I've been having a hard time transcribing the next part of my journal. I had come to the part where I wrote on 8/21/11; 10 years ago today, my Father was dying of cancer. That was all I wrote that day also. I never realized just how deep of a taproot my Father was to me till I looked back and saw how much of my life started to come loose after he passed away.
This next bit was written well before my time at the Mission, but it better helps you understand that period in my life. I was asked to write about it and it first appeared in the Chicago Tribune years ago.
On Labor day, my father passed away... and my world changed. 8 days later, the world changed for everybody.
My father had been sick for a while. Cancer had ravaged his body more than we had known as we thought he had another 6 months. He passed away at home in Tampa where he had wanted to be, not in a sterile hospital. My sisters and I all flew to Florida for the wake (I live in Chicago). I decided to stay a few extra days so that my mom wouldn't go from a full house to nothing, to give her a transition period so's to speak. My flight out was to be on Wednesday the 12th of September, 2011. Then 'IT' happened. My mother and I watched it all unfold on TV, surreal to our already wracked emotions of the week before. Phone calls from far and wide came in as our family reached out to each other, while E-mails from 7 different countries showed me that my friends from chat rooms where family also. As the skies went quiet, I realized I may not get home for a while. The options included taking my Dads old car, an 89 Taurus with near 100,000 miles on it... but no, things would be back to normal soon enough I told myself. Then came the day after day of cancellations and building clouds. Of shore, tropical storm Gabrielle was gathering strength, threatening to ground the planes even if the FAA allowed them to fly after 9/11.
I awoke on Friday morning to whistling winds and driving rains... flying out in time to be back at work by Monday looked dim. Without even showering, I grabbed my packed bags, hugged my mother good-bye, and headed out into the storm. My mother had her own car and had planed on selling this one, so while she was worried about me, I was taking the worry of selling it of her hands. The first 3 hours of the drive where in a dark maelstrom of rain and learning the layout off the cars controls, the whole time listening to the radio tell me how Gabrielle was building up strength and heading the same direction I was. Wind gusts of 75 MPH where reported in towns that I didn't know where north or south of me. I just kept thinking that I couldn't stop for food till I had well outrun the storm. By noon I was halfway through Georgia and listening to the president inspire the country on the radio. I spend the night in Chattanooga Tennessee, nestled in the sheltering mountain pass. I walk outside with a beer to see the building next door festooned with giant neon signs advertising fireworks all along it's 300 foot length. Can you get more American than that?
All along the drive I notice a few things.
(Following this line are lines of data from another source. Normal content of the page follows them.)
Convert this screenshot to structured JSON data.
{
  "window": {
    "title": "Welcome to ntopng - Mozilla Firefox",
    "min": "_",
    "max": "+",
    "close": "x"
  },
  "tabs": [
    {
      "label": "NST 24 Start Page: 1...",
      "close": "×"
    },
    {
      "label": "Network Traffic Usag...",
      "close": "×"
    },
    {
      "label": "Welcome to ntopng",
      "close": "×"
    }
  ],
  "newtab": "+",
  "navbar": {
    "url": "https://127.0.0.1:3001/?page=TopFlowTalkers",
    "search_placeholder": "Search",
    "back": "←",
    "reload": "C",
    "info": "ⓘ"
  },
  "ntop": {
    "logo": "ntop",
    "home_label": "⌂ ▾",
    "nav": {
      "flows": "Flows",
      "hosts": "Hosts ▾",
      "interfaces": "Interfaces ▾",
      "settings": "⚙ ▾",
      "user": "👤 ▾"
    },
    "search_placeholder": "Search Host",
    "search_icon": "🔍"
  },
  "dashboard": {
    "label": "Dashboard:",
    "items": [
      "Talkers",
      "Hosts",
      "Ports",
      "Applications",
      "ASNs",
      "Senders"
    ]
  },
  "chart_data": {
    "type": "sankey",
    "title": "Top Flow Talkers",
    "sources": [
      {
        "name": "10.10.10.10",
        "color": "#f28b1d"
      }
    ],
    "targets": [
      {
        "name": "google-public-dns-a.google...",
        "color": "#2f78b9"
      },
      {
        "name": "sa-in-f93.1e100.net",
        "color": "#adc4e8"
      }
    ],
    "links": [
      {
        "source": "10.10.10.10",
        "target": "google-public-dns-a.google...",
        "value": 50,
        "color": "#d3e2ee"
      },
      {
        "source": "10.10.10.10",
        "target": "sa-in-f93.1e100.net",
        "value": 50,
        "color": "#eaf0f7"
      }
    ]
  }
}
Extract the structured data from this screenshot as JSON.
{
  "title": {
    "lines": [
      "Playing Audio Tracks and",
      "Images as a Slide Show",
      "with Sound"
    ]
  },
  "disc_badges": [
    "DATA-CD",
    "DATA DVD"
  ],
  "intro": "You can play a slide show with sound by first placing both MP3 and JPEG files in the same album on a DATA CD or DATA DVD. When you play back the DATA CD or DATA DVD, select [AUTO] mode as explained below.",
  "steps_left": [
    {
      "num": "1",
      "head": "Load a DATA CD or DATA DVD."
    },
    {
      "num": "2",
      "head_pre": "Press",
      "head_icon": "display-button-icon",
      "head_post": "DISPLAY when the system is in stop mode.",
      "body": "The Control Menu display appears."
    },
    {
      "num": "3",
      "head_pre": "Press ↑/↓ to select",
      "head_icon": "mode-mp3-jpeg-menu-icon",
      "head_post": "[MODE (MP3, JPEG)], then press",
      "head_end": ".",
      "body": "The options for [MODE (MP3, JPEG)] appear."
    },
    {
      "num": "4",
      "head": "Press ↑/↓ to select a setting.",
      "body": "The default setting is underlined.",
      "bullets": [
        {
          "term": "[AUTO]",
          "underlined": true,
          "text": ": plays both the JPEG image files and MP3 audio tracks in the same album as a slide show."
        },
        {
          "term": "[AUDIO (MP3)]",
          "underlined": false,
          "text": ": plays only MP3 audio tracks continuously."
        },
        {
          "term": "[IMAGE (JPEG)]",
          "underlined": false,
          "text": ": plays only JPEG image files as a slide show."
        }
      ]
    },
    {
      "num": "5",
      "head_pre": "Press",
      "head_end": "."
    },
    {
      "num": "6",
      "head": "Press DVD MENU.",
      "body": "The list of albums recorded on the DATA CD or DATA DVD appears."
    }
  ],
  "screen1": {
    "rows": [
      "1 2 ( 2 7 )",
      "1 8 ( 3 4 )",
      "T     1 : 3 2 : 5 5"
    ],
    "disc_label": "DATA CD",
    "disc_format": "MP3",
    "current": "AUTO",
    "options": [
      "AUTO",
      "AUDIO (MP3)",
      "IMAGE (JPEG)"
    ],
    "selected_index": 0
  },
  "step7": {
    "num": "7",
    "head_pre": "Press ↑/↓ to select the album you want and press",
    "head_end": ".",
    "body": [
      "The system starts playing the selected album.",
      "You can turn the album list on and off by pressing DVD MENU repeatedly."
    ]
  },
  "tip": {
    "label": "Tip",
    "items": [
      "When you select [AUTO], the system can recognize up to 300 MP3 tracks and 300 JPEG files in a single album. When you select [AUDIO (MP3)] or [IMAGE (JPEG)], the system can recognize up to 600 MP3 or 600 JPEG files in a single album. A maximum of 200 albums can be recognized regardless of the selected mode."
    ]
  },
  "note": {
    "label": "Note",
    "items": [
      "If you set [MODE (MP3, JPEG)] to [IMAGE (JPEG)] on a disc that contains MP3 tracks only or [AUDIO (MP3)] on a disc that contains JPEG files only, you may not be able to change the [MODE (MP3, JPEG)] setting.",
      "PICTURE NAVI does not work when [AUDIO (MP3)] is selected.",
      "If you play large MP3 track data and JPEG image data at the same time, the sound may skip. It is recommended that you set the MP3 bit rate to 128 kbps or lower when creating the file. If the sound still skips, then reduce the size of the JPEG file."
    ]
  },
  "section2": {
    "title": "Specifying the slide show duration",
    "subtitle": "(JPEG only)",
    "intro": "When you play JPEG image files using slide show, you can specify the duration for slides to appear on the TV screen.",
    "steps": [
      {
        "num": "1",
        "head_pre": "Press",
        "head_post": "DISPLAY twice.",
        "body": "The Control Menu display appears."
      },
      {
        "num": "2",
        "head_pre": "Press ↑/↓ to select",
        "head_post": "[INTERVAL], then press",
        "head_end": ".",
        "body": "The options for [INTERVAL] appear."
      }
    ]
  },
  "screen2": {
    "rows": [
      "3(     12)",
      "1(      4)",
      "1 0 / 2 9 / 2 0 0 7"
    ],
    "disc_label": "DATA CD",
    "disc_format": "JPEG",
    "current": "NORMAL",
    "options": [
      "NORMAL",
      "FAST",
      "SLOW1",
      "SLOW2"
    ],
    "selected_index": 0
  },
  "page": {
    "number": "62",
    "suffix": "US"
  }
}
Eagles and hawks are flying everywhere, I'm not sure why. I see our flag flying everywhere, from cars to bridges to the pot bellied truck driver standing on a hillside near a rest stop waving a huge flag. I also feel the community our nation has become in how everyone stops to talk with you like a neighbor. I want to be able to tell people of my Dads passing, but everyone has a sadness welling up in them already. At times on my drive I have to force back tears upon hearing stories on the radio... I need to keep heading home. If I stop to let it sink in I'd be a mess.
1,200 miles later of listening to radio stations through the heartland, the voices of hundreds of callers, I haven't figured out a thing. I just know that 10 days ago I carried my father to his birthplace in an urn, and then he, through his faithful old car, carried me safely to my home.
September 16th 2001